Apple (APPL) made a big fuss over the Beatles on iTunes today, but the tech giant was all but silent as it released its lame duck "music social network" Ping onto the iPad this week. Which is too bad, because it looks like Ping may find a new, better life on the mobile devices.
For starters, Ping's competition diminishes greatly on the iPad. MySpace is in the midst of an identity crisis -- it barely has its act together, so the mobile initiatives are scattered at best. Facebook is focused on revolutionizing communications, but it still hasn't released an iPad app. Twitter has a slick iPad app, nice enough to influence its traditional website, but lacks the music focus or the easy multimedia access in Ping.
The biggest problem facing Ping is that music socialites have retrofitted the long-standing social networks to fit their needs. Those networks haven't adapted to the iPad, either by not doing a standalone app or making their websites iPad friendly, which gives Ping a huge advantage at the moment.
Furthermore, Ping doesn't require a download because it isn't an app. iPad users simply open iTunes on their iPad and see a Ping icon included along the bottom of the screen. From finding friends to liking music, everything from the home version is available. It is treated as another iTunes function, like Cover Flow or music searches, instead of a separate function.

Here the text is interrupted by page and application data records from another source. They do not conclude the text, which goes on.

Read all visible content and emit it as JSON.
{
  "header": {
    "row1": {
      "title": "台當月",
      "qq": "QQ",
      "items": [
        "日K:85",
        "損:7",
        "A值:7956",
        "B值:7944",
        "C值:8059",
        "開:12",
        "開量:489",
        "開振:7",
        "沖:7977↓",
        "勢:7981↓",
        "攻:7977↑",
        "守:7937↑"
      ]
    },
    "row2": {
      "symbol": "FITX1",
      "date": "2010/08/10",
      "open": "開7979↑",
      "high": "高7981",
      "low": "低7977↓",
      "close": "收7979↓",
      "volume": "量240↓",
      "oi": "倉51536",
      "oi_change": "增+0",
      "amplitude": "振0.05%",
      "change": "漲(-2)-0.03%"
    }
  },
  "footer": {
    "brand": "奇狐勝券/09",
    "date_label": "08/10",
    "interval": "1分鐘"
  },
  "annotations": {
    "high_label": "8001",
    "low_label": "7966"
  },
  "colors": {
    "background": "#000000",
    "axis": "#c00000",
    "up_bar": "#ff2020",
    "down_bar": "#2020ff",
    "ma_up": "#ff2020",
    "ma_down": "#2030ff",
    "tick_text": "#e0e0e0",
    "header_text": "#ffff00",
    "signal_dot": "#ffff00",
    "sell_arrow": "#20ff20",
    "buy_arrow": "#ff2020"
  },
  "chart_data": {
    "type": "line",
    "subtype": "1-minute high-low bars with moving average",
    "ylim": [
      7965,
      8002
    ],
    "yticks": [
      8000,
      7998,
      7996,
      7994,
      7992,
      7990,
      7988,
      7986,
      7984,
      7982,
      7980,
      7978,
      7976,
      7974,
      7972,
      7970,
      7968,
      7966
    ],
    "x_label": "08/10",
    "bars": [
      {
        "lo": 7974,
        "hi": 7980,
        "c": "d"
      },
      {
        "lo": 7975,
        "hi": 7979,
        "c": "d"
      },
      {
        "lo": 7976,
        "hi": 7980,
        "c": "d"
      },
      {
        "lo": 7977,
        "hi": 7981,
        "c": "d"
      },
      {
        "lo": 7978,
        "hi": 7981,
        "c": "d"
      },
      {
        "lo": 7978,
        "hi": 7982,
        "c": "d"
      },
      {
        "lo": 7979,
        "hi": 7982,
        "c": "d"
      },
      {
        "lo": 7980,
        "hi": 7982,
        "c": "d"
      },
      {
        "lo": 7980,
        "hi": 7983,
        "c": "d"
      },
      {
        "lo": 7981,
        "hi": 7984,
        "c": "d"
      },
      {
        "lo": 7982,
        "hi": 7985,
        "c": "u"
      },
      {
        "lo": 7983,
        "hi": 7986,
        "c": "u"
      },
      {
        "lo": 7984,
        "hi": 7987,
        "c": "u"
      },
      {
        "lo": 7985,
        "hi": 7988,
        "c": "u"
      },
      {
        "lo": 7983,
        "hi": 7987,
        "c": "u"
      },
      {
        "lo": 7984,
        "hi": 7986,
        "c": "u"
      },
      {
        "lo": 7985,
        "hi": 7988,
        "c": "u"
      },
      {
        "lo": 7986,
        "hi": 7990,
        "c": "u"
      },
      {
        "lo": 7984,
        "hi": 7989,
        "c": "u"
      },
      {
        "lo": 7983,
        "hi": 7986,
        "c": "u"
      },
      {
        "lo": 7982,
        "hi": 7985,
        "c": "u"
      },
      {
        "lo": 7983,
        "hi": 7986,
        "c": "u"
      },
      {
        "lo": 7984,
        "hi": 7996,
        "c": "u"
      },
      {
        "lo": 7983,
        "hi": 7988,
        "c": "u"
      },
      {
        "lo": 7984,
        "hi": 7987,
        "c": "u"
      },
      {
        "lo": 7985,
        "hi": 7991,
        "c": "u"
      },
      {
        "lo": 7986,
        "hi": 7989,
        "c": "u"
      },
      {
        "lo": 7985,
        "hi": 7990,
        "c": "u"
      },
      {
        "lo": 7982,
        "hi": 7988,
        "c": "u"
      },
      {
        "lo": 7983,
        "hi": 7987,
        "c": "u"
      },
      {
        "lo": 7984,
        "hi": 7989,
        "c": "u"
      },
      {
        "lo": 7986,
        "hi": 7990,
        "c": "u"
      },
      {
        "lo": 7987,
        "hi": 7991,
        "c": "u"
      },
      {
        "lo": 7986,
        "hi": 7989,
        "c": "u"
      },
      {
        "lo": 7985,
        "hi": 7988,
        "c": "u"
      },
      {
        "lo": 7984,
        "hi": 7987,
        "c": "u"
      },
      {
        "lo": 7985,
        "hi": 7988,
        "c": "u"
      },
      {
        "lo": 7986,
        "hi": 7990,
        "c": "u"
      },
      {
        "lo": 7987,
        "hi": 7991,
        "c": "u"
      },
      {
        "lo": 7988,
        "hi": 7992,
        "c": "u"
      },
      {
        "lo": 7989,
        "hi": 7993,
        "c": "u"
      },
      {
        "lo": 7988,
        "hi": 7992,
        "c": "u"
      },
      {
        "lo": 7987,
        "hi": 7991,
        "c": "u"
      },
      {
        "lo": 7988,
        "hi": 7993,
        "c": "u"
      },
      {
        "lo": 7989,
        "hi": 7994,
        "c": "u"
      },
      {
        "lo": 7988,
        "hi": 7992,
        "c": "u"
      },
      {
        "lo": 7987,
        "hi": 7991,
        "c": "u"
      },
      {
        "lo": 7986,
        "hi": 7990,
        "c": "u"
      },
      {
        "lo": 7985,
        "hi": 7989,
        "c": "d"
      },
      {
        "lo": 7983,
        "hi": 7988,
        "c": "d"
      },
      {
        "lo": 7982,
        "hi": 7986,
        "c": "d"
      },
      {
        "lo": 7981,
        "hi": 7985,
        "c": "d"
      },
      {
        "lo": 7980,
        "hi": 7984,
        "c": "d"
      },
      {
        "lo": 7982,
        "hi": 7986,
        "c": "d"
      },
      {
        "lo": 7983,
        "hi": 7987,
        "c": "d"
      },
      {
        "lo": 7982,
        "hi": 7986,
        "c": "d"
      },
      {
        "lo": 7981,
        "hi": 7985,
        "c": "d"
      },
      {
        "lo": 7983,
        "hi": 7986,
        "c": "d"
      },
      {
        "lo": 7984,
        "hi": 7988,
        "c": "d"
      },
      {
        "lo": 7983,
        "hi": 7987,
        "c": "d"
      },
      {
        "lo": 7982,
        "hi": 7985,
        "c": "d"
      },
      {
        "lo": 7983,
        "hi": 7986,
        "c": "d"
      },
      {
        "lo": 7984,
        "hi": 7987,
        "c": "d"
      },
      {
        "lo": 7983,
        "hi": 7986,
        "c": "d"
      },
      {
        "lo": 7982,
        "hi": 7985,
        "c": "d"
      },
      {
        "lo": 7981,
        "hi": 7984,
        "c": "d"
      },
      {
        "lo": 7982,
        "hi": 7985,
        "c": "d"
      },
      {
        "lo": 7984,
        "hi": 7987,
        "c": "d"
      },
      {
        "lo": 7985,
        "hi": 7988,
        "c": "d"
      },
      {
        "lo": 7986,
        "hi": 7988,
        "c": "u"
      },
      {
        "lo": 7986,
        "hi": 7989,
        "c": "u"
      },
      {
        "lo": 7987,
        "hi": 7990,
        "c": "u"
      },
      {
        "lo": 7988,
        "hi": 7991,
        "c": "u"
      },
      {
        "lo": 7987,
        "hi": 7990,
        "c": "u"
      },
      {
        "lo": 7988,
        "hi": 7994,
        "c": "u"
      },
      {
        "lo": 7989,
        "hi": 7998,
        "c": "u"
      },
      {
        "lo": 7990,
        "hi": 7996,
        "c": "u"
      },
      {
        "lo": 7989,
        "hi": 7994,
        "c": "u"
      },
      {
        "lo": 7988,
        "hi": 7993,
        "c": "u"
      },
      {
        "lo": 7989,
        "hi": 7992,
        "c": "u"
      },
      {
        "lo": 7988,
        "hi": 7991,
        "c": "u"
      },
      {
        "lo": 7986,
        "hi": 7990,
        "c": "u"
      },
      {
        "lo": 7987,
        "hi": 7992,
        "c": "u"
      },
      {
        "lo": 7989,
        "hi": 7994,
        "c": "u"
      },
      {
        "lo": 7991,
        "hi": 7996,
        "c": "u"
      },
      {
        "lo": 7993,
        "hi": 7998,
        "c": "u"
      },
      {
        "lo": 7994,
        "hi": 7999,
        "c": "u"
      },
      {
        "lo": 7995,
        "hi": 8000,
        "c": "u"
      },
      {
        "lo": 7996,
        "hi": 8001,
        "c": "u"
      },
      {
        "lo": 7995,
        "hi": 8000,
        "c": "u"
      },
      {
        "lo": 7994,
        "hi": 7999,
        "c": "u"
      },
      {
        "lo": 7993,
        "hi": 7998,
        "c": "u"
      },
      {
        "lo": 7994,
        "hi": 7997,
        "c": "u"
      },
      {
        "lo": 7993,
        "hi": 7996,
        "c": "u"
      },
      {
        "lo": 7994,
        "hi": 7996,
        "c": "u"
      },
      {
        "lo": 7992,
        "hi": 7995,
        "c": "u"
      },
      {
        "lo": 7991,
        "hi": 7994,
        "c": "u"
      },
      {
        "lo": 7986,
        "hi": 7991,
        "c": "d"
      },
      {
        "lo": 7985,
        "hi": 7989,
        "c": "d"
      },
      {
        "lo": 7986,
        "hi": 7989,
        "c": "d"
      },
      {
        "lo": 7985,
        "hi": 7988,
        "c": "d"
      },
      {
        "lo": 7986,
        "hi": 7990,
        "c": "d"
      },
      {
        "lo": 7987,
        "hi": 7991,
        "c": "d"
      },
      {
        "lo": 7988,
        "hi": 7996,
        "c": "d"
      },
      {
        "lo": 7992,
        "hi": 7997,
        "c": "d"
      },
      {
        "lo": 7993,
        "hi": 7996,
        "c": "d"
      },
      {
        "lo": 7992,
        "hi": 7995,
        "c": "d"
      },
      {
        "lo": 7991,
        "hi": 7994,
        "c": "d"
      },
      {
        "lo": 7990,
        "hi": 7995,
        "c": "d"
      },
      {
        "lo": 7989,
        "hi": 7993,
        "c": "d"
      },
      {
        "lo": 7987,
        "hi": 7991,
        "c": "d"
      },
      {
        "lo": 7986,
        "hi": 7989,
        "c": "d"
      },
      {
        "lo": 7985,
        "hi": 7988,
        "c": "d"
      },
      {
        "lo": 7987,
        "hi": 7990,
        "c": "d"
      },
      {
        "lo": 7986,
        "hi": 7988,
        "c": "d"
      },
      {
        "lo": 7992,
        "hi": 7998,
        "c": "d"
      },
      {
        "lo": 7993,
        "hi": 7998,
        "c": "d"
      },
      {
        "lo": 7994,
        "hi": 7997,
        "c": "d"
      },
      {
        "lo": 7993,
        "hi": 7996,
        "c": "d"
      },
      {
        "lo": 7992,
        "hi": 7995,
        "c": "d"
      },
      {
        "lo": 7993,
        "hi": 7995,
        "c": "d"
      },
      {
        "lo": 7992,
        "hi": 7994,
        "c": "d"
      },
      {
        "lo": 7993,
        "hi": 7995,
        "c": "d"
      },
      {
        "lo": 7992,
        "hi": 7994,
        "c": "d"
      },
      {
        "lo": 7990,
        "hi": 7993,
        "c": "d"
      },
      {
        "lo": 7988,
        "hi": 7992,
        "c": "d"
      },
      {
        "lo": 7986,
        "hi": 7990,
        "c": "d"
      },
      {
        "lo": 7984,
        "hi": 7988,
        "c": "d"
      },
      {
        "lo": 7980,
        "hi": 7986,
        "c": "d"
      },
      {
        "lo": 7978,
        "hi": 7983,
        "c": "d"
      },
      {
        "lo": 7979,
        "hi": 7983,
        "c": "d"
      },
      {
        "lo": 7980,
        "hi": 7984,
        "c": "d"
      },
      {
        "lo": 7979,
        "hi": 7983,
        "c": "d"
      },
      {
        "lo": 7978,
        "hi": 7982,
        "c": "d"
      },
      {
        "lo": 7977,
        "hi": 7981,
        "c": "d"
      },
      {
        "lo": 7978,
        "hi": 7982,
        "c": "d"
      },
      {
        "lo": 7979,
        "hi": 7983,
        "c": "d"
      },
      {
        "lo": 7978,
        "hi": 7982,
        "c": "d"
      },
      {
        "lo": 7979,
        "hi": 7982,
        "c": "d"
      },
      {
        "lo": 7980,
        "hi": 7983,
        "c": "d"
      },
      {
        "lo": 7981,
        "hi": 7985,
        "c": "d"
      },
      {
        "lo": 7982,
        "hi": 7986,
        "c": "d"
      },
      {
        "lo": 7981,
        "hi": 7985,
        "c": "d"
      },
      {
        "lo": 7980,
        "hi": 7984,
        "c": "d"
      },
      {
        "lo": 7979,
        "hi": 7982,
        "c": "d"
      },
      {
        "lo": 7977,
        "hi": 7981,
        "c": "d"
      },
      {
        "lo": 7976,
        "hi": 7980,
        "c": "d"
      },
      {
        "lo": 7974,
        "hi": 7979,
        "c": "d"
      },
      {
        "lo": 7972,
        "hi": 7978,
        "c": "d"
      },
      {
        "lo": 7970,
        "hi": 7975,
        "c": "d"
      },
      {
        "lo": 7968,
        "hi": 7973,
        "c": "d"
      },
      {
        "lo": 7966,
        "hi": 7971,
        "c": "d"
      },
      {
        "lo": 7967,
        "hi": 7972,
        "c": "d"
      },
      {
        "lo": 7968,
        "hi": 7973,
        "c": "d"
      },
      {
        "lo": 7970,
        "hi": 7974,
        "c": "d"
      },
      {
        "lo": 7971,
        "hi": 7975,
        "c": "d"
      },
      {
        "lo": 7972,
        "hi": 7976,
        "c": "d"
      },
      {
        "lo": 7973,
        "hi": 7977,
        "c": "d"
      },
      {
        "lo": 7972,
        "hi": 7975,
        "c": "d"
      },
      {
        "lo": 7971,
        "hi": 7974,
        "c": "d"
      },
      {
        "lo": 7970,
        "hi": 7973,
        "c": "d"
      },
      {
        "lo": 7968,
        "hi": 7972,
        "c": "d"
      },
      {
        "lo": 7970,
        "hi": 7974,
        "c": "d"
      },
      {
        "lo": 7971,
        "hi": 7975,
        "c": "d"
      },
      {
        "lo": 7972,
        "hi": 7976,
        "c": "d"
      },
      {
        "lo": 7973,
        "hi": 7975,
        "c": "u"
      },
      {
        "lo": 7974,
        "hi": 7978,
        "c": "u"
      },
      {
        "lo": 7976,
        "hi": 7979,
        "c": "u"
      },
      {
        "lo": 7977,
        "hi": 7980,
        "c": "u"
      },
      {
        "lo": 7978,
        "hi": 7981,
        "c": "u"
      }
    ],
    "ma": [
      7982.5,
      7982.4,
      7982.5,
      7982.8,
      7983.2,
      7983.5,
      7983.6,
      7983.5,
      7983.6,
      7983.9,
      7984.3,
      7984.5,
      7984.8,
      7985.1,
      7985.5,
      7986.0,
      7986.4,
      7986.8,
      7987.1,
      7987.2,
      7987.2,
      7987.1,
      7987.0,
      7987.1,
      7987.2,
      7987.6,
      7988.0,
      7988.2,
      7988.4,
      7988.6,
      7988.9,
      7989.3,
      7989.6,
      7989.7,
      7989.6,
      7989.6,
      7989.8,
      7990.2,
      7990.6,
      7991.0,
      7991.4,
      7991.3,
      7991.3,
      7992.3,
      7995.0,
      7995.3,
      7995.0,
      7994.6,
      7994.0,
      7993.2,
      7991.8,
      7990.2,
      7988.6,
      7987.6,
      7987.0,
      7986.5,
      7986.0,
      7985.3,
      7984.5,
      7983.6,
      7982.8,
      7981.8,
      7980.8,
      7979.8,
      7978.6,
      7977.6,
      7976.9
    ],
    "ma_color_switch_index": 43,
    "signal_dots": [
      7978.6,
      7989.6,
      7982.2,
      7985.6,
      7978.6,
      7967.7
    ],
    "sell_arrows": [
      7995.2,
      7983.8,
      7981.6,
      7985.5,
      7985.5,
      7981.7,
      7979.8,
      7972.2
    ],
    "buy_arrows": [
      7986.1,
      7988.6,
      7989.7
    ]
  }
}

And, believe it or not, iTunes can use as much promotion as possible. As my BNET colleague Erik Sherman notes, iTunes music digital and related sales are actually down -- making both the Beatles coup and Ping's move to mobile not only good, but essential.